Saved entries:
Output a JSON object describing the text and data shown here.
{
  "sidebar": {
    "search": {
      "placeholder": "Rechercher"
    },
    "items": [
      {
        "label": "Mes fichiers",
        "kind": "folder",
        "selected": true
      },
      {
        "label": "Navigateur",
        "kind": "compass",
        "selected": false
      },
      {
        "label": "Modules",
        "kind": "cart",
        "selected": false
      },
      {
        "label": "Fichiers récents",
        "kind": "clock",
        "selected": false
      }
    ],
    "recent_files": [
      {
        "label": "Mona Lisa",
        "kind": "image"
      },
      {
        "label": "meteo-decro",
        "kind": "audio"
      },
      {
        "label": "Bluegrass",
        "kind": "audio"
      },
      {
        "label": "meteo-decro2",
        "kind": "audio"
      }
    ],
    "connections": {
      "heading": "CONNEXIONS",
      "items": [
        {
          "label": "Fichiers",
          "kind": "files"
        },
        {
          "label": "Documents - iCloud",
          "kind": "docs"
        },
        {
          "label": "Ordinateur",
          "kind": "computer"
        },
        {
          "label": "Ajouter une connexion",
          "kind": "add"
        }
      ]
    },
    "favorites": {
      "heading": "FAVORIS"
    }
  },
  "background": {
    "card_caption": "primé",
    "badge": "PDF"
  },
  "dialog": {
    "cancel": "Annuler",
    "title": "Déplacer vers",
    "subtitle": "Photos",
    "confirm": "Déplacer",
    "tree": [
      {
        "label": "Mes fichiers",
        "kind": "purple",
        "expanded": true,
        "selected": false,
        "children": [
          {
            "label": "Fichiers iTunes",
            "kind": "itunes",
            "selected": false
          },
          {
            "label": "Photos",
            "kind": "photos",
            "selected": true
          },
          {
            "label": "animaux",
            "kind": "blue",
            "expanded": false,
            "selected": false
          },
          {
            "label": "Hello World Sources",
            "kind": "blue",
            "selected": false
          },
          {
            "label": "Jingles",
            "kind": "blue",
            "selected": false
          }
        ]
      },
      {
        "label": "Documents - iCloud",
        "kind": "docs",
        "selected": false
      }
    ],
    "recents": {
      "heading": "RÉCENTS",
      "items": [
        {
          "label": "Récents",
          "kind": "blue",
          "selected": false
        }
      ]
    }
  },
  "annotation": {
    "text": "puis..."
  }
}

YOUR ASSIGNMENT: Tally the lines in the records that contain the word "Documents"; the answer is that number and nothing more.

WRITTEN ANSWER: 2